Sala Picasso and Sala Miró

The Sala Picasso and Sala Miró are in the railway station, located in the Plaza de España. Inside this magnificent station, whose construction dates back to the early twentieth century, there are rooms dedicated to Picasso and Miró. The magic of the work, and the energy of the building, create a combination of the two artists and friends which should not be overlooked.
In the Picasso Room there is a collection of ceramic works, which were donated by Pere A. Serra, a distinguished son of Sóller.
In the Miró Room, you will find two series of engravings by the painter Joan Miró: the "Lapidari" series (1979) and the Gaudí Series (1971). The first works reflect different properties of stone, and the second is a series of lithographs that pay homage to the well-known Catalan architect. Inside the same railway station, there is also a large tapestry by the Catalan painter.
Joan Miró's maternal grandparents were from Sóller, which is why the artist’s grandchildren donated the exhibited works as a homage to his origins.

Sóller Botanical Garden

The Botanical Garden of Sóller opened its doors to the public in 1992, as a center for conservation, research and education about Mediterranean flora and especially the flora of the Balearics.
The Botanical Garden is well maintained and well structured, making it an excellent leisure activity for families. The main collection consists of living plants, where you can find wild flora (mainly of the Mediterranean and of its continental areas of influence) and flora related to human activity (where the genetic reserve of traditional varieties of fruit and vegetable trees and the vegetables from the Balearic Islands are worthy of note). Another highlight, even though it is not possible to visit freely, is the plant germplasm bank (or seed bank), which is an important collection of autochthonous seeds, which aims to maintain and conserve seeds of native species.
It is an ideal place to learn a little more about the plant species of the valley and of the Balearic islands.

Sa Capelleta

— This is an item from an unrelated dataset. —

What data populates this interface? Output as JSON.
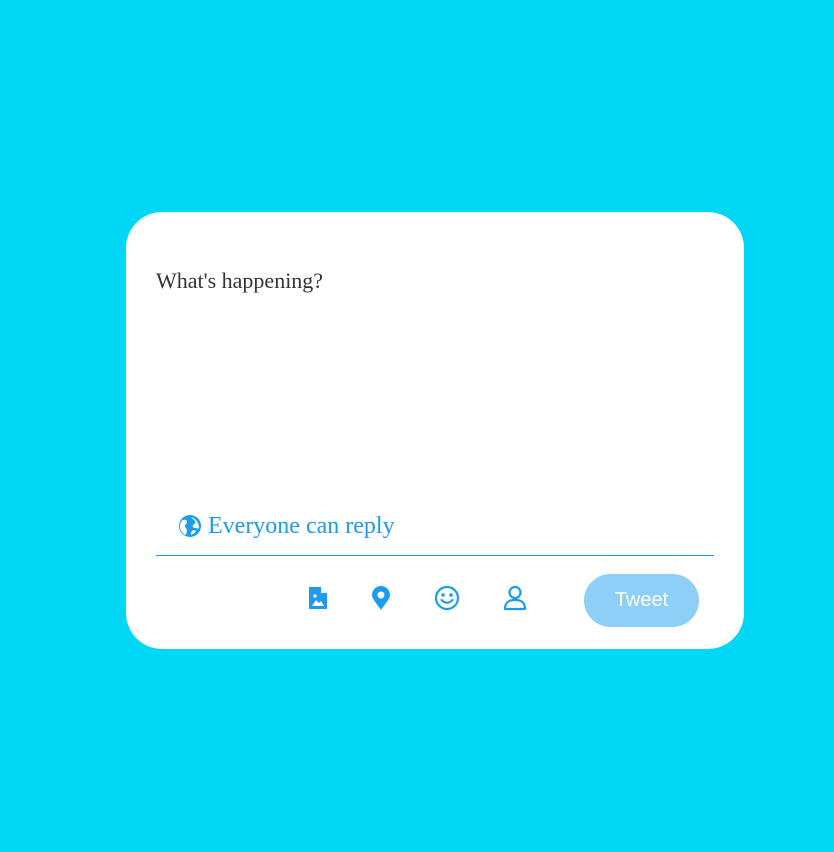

Not many people know about the place we will show you, but it has a special charm.
Sa Capelleta is a modernist chapel that was built in 1917. At this time, the interior is closed to the public, but don't worry, because through the two holes you can see the interior perfectly.
If  Sa Capelleta captivates you with its energy and construction, the road that leads you to the views of the Tramuntana mountain range will dazzle you as well. To get there, we recommend following the GR-221 route that links Sóller and Fornalutx.

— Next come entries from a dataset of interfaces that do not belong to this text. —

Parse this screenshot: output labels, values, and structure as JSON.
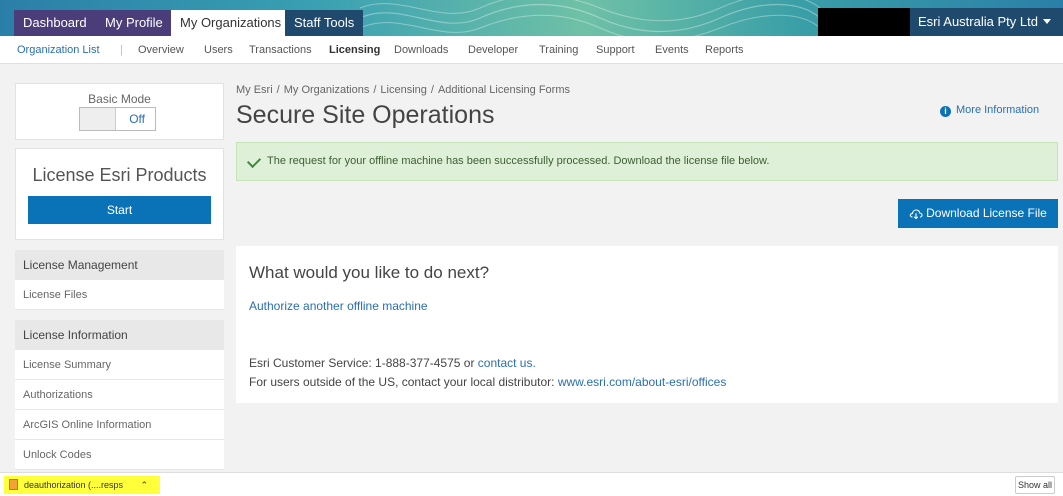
{
  "topnav": {
    "tabs": [
      {
        "label": "Dashboard"
      },
      {
        "label": "My Profile"
      },
      {
        "label": "My Organizations"
      },
      {
        "label": "Staff Tools"
      }
    ],
    "org_name": "Esri Australia Pty Ltd"
  },
  "subnav": {
    "items": [
      "Organization List",
      "Overview",
      "Users",
      "Transactions",
      "Licensing",
      "Downloads",
      "Developer",
      "Training",
      "Support",
      "Events",
      "Reports"
    ],
    "active": "Licensing"
  },
  "sidebar": {
    "basic_mode_label": "Basic Mode",
    "basic_mode_value": "Off",
    "license_card_title": "License Esri Products",
    "start_button": "Start",
    "sections": [
      {
        "heading": "License Management",
        "items": [
          "License Files"
        ]
      },
      {
        "heading": "License Information",
        "items": [
          "License Summary",
          "Authorizations",
          "ArcGIS Online Information",
          "Unlock Codes"
        ]
      }
    ]
  },
  "main": {
    "breadcrumb": [
      "My Esri",
      "My Organizations",
      "Licensing",
      "Additional Licensing Forms"
    ],
    "title": "Secure Site Operations",
    "more_info": "More Information",
    "success_message": "The request for your offline machine has been successfully processed. Download the license file below.",
    "download_button": "Download License File",
    "next": {
      "title": "What would you like to do next?",
      "link": "Authorize another offline machine",
      "cs_prefix": "Esri Customer Service: 1-888-377-4575 or ",
      "cs_link": "contact us.",
      "intl_prefix": "For users outside of the US, contact your local distributor: ",
      "intl_link": "www.esri.com/about-esri/offices"
    }
  },
  "download_bar": {
    "file_label": "deauthorization (....resps",
    "show_all": "Show all"
  },
  "colors": {
    "primary": "#0a73b8",
    "link": "#2a6fb0",
    "success_bg": "#dff0d8",
    "nav_dark": "#4a3d7a",
    "staff_tab": "#1f4a6e"
  }
}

The lighthouses of Cap Gros and Sa Creu

Finally, we bring you two of the most historic and relevant maritime constructions in Sóller: the Cap Gros Lighthouse and the Sa Creu Lighthouse. Located on either side of the bay of Sóller, they are the first things that sailors coming to Sóller will see from out at sea.
The Cap Gros Lighthouse was built in 1842 on the initiative of the Town Council of Sóller, being a 4th order lighthouse. Currently, the lighthouse is very well connected with Sóller, but in the 19th century this was not the case, and it took more than two hours to reach the small village of the port.
20 years after the inauguration of the Cap Gros Lighthouse, the Sa Creu Lighthouse was opened. The two lighthouses were the first to be electrified in the whole of the Balearic Islands around 1918.
1918. But you can imagine what the electrification was like in those first years: the line was very defective, and it constantly needed to to be repaired to guarantee the power supply.
Since that time, it has illuminated the way for navigators and traders who arrived at the port of Sóller.

About Racó de Sóller

Located at the very heart of “Sierra de Tramontana”, a UNESCO World Heritage site, Racó de Sóller sits on over eighteen acres of olive groves and Mediterranean gardens with stunning views of the valley of Sóller, the mountains and out to sea. This traditional Spanish estate retains all its rural charm with just enough modern updates for a sophisticated, peaceful and private family friendly retreat.